22.Feb.2017

Minesh Parikh
Senior VP, Consulting & Account Management

Building a Better Budget

Tips for successful budget planning.

Budget season is upon us. At colleges and universities nationwide, intensive planning is taking place for Fiscal Year (FY) 2018, with repercussions that will have a profound impact on marketers’ abilities to set ambitious goals—and then achieve them.

So, how do you construct a budget proposal that holds the promise of securing the marketing investment that you’ll need to meet your institutional goals? Two words: past and future.

PAST
A successful budget planning process starts with a review of what you have done over the past year or two. Start with the basics: objectives, audiences, and the strategies and tactics you deployed to achieve your objectives. Evaluate each strategy and tactic against the Key Performance Indicators (KPIs) you established at the beginning of the year. If you did not have ways to measure success, make a note and ensure you establish KPIs moving forward.

Go beyond success or failure and understand why certain tactics performed better than others. What are the common themes in your successes and your failures? Are your most successful initiatives those in which you had a clear definition of what you were trying to achieve, allocated sufficient resources (budget and talent), strategy and creative were strong, etc.? This analysis will help you understand where your organizational strengths and weaknesses lie and what you can do to ensure success in the future.

If you made a significant investment in advertising, there are a variety of metrics you can look at to analyze how your campaigns performed. Go beyond the click and understand the true impact of your campaign through post-click and post-view data, website conversion and engagement metrics, social amplification, etc. Also, review competitive spending reports to get an understanding of how your competitors invested—this can be one of the best ways to help you make a case for larger budgets.

Finally, factor in one-time or special budgets you might not have moving forward. What are the implications of losing these funds and how will this loss impact your budget moving forward?

FUTURE
As with your year-end review, start with your objectives and audiences. What has stayed the same and what has changed? Are there special initiatives—such as an anniversary, the launch of a capital campaign, or a special presidential initiative—that you will need to address this year?

Break out your budget into four areas:

  • Continue activities that have worked well in the past and should be maintained at a base level.
  • Improve successful strategies and tactics that can be better developed with different handling or additional resources.
  • Cut unsuccessful projects. Start by examining why they failed: was it an effort that couldn’t succeed, was your execution poor, or did you not allocate enough resources? (If the last, move it to the improve bucket.)
  • Add new strategies and tactics that you should be doing based on a shift in your objectives or audiences, market dynamics, or a change in technology, etc.

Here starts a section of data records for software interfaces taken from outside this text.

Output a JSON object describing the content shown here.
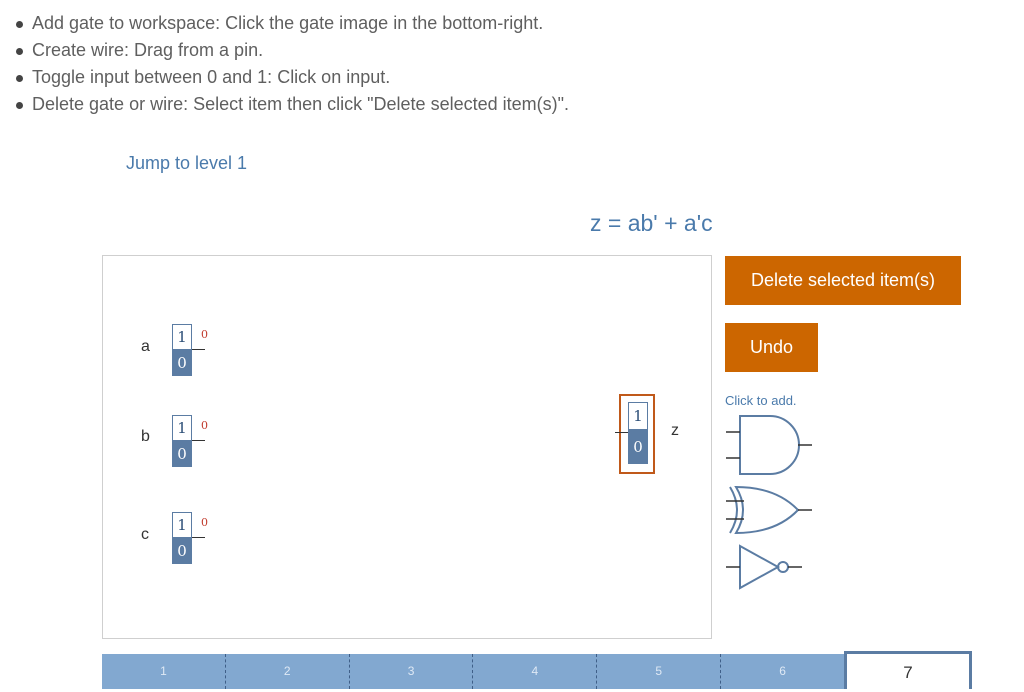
{
  "instructions": [
    "Add gate to workspace: Click the gate image in the bottom-right.",
    "Create wire: Drag from a pin.",
    "Toggle input between 0 and 1: Click on input.",
    "Delete gate or wire: Select item then click \"Delete selected item(s)\"."
  ],
  "jump_link": "Jump to level 1",
  "expression": "z = ab' + a'c",
  "inputs": [
    {
      "label": "a",
      "top": "1",
      "bottom": "0",
      "value": "0"
    },
    {
      "label": "b",
      "top": "1",
      "bottom": "0",
      "value": "0"
    },
    {
      "label": "c",
      "top": "1",
      "bottom": "0",
      "value": "0"
    }
  ],
  "output": {
    "label": "z",
    "top": "1",
    "bottom": "0"
  },
  "buttons": {
    "delete": "Delete selected item(s)",
    "undo": "Undo"
  },
  "gate_palette": {
    "hint": "Click to add.",
    "gates": [
      "and-gate-icon",
      "or-gate-icon",
      "not-gate-icon"
    ]
  },
  "levels": [
    "1",
    "2",
    "3",
    "4",
    "5",
    "6",
    "7"
  ],
  "colors": {
    "accent": "#cc6600",
    "input_fill": "#5b7ca3",
    "link": "#4a7aab",
    "selected_border": "#c0591a"
  }
}
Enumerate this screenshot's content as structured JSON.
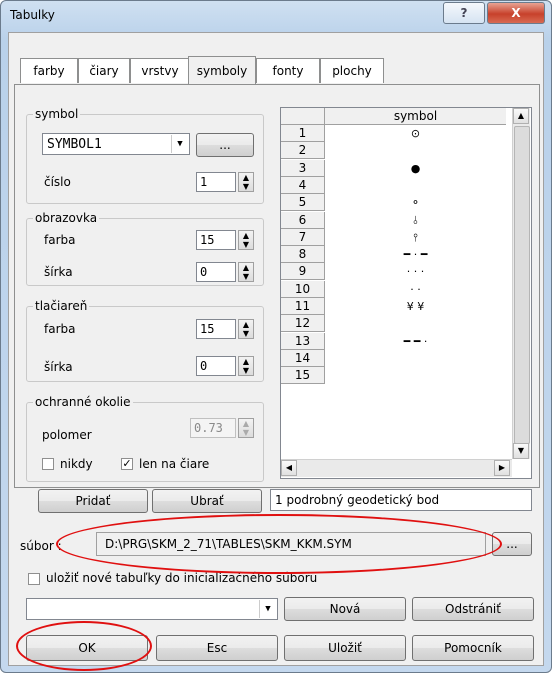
{
  "window": {
    "title": "Tabulky"
  },
  "titlebar": {
    "help_label": "?",
    "close_label": "X"
  },
  "tabs": [
    {
      "label": "farby"
    },
    {
      "label": "čiary"
    },
    {
      "label": "vrstvy"
    },
    {
      "label": "symboly",
      "active": true
    },
    {
      "label": "fonty"
    },
    {
      "label": "plochy"
    }
  ],
  "symbol_group": {
    "label": "symbol",
    "selected_symbol": "SYMBOL1",
    "browse_label": "...",
    "cislo_label": "číslo",
    "cislo_value": "1"
  },
  "obrazovka_group": {
    "label": "obrazovka",
    "farba_label": "farba",
    "farba_value": "15",
    "sirka_label": "šírka",
    "sirka_value": "0"
  },
  "tlaciaren_group": {
    "label": "tlačiareň",
    "farba_label": "farba",
    "farba_value": "15",
    "sirka_label": "šírka",
    "sirka_value": "0"
  },
  "okolie_group": {
    "label": "ochranné okolie",
    "polomer_label": "polomer",
    "polomer_value": "0.73",
    "nikdy_label": "nikdy",
    "nikdy_checked": false,
    "len_label": "len na čiare",
    "len_checked": true
  },
  "grid": {
    "header": "symbol",
    "rows": [
      "1",
      "2",
      "3",
      "4",
      "5",
      "6",
      "7",
      "8",
      "9",
      "10",
      "11",
      "12",
      "13",
      "14",
      "15"
    ],
    "symbols": [
      "⊙",
      "",
      "●",
      "",
      "⚬",
      "⫰",
      "⫯",
      "━ · ━",
      "· · ·",
      "· ·",
      "¥        ¥",
      "",
      "━ ━ ·",
      "",
      ""
    ]
  },
  "actions": {
    "pridat_label": "Pridať",
    "ubrat_label": "Ubrať",
    "description": "1 podrobný geodetický bod"
  },
  "file": {
    "label": "súbor :",
    "path": "D:\\PRG\\SKM_2_71\\TABLES\\SKM_KKM.SYM",
    "browse_label": "..."
  },
  "save_init": {
    "label": "uložiť nové tabuľky do inicializačného súboru",
    "checked": false
  },
  "bottom": {
    "combo_value": "",
    "nova_label": "Nová",
    "odstranit_label": "Odstrániť",
    "ok_label": "OK",
    "esc_label": "Esc",
    "ulozit_label": "Uložiť",
    "pomocnik_label": "Pomocník"
  },
  "colors": {
    "highlight_oval": "#e01010",
    "close_button": "#c7412b"
  }
}
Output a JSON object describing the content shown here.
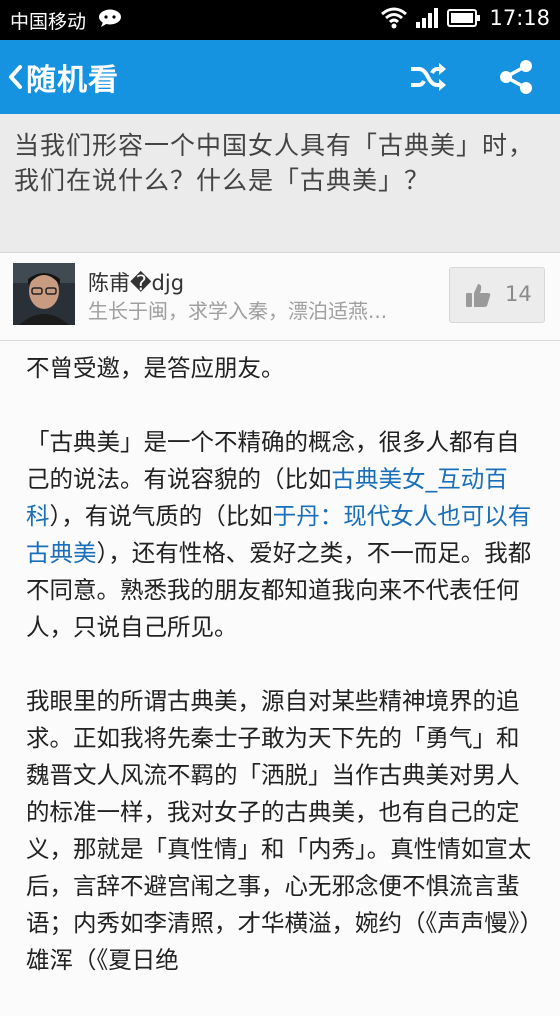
{
  "status_bar": {
    "carrier": "中国移动",
    "time": "17:18",
    "icons": [
      "message-icon",
      "wifi-icon",
      "signal-icon",
      "battery-icon"
    ]
  },
  "app_bar": {
    "title": "随机看",
    "color": "#1592e0",
    "icons": [
      "back-icon",
      "shuffle-icon",
      "share-icon"
    ]
  },
  "question": {
    "title": "当我们形容一个中国女人具有「古典美」时，我们在说什么？什么是「古典美」？"
  },
  "author": {
    "name": "陈甫�djg",
    "bio": "生长于闽，求学入秦，漂泊适燕...",
    "votes": "14"
  },
  "answer": {
    "p1": "不曾受邀，是答应朋友。",
    "p2": {
      "t1": "「古典美」是一个不精确的概念，很多人都有自己的说法。有说容貌的（比如",
      "link1": "古典美女_互动百科",
      "t2": "），有说气质的（比如",
      "link2": "于丹：现代女人也可以有古典美",
      "t3": "），还有性格、爱好之类，不一而足。我都不同意。熟悉我的朋友都知道我向来不代表任何人，只说自己所见。"
    },
    "p3": "我眼里的所谓古典美，源自对某些精神境界的追求。正如我将先秦士子敢为天下先的「勇气」和魏晋文人风流不羁的「洒脱」当作古典美对男人的标准一样，我对女子的古典美，也有自己的定义，那就是「真性情」和「内秀」。真性情如宣太后，言辞不避宫闱之事，心无邪念便不惧流言蜚语；内秀如李清照，才华横溢，婉约（《声声慢》）雄浑（《夏日绝",
    "link_color": "#1a6fb8"
  }
}
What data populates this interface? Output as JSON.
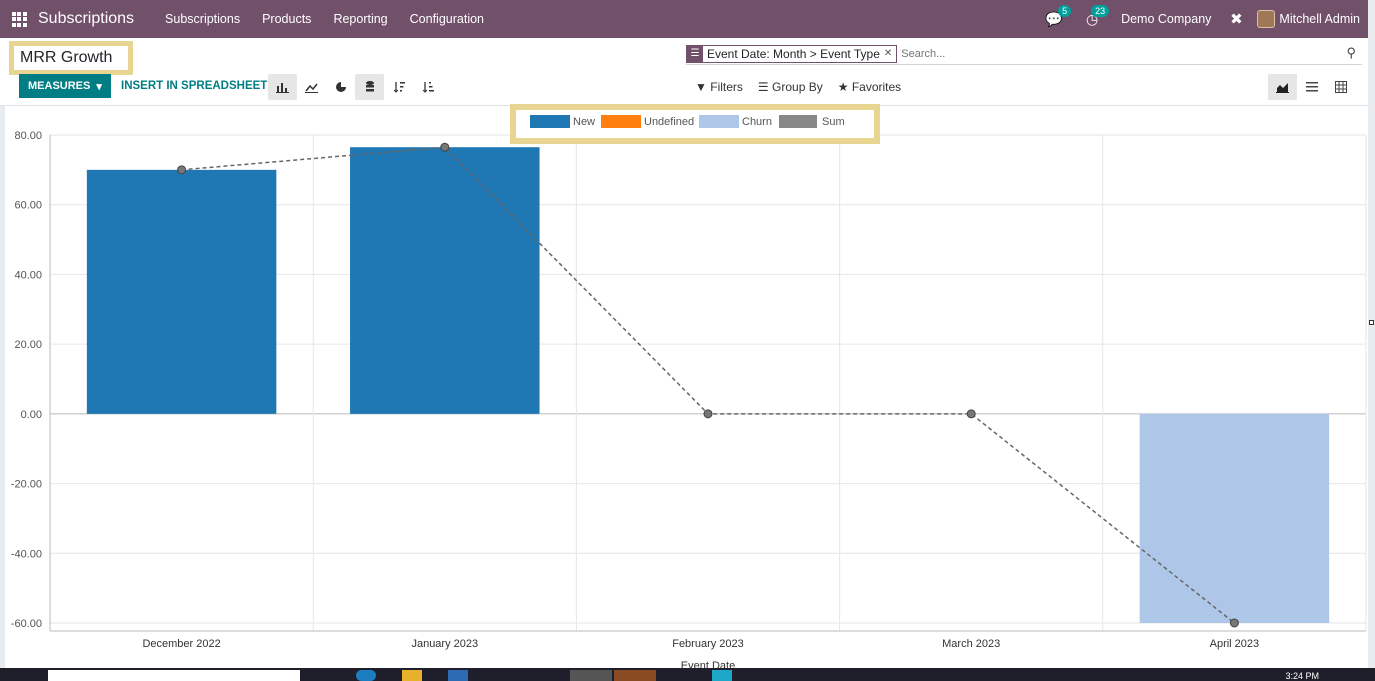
{
  "navbar": {
    "brand": "Subscriptions",
    "menu": [
      "Subscriptions",
      "Products",
      "Reporting",
      "Configuration"
    ],
    "chat_count": "5",
    "activity_count": "23",
    "company": "Demo Company",
    "user": "Mitchell Admin",
    "accent_color": "#71506a"
  },
  "control": {
    "title": "MRR Growth",
    "facet": "Event Date: Month > Event Type",
    "search_placeholder": "Search...",
    "measures_label": "MEASURES",
    "insert_label": "INSERT IN SPREADSHEET",
    "filters_label": "Filters",
    "groupby_label": "Group By",
    "favorites_label": "Favorites"
  },
  "chart_data": {
    "type": "bar",
    "categories": [
      "December 2022",
      "January 2023",
      "February 2023",
      "March 2023",
      "April 2023"
    ],
    "series": [
      {
        "name": "New",
        "values": [
          70,
          76.5,
          0,
          0,
          0
        ],
        "color": "#1f77b4"
      },
      {
        "name": "Undefined",
        "values": [
          0,
          0,
          0,
          0,
          0
        ],
        "color": "#ff7f0e"
      },
      {
        "name": "Churn",
        "values": [
          0,
          0,
          0,
          0,
          -60
        ],
        "color": "#aec7e8"
      },
      {
        "name": "Sum",
        "type": "line",
        "values": [
          70,
          76.5,
          0,
          0,
          -60
        ],
        "color": "#555555"
      }
    ],
    "xlabel": "Event Date",
    "ylabel": "",
    "ylim": [
      -60,
      80
    ],
    "yticks": [
      "80.00",
      "60.00",
      "40.00",
      "20.00",
      "0.00",
      "-20.00",
      "-40.00",
      "-60.00"
    ],
    "ytick_values": [
      80,
      60,
      40,
      20,
      0,
      -20,
      -40,
      -60
    ],
    "grid": true,
    "legend": "top-center"
  },
  "taskbar": {
    "clock": "3:24 PM"
  }
}
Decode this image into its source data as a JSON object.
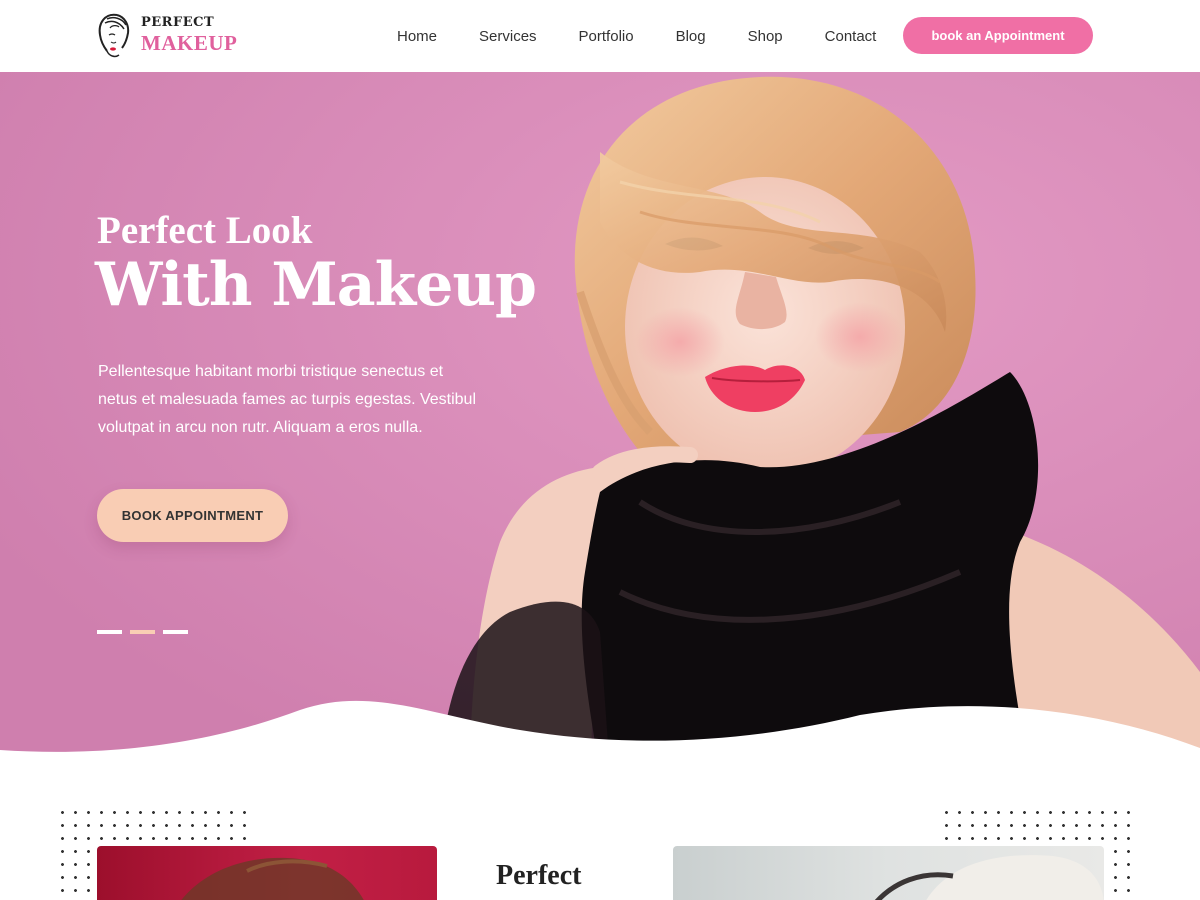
{
  "brand": {
    "top": "PERFECT",
    "bottom": "MAKEUP",
    "accent_color": "#e0609d"
  },
  "nav": {
    "items": [
      {
        "label": "Home"
      },
      {
        "label": "Services"
      },
      {
        "label": "Portfolio"
      },
      {
        "label": "Blog"
      },
      {
        "label": "Shop"
      },
      {
        "label": "Contact"
      }
    ],
    "cta_label": "book an Appointment",
    "cta_color": "#f06fa5"
  },
  "hero": {
    "title_line1": "Perfect Look",
    "title_line2": "With Makeup",
    "description": "Pellentesque habitant morbi tristique senectus et netus et malesuada fames ac turpis egestas. Vestibul volutpat in arcu non rutr. Aliquam a eros nulla.",
    "button_label": "BOOK APPOINTMENT",
    "background_color": "#d98ab7",
    "button_color": "#f9cdb4",
    "slides": [
      {
        "active": false
      },
      {
        "active": true
      },
      {
        "active": false
      }
    ]
  },
  "section": {
    "title": "Perfect"
  }
}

And don’t be afraid to test. Successful marketing operations are the ones that always have a testing or R&D fund. Be ready to try something different every year based on audience insights and not the “cool factor.” It will also generate a creative-thinking culture in your organization that will energize your staff.

Go into the budget meeting with the confidence that you’ve done your homework, that you understand the president’s vision of the future, and that you know how to help the institution succeed—if only they provide you the appropriate resources.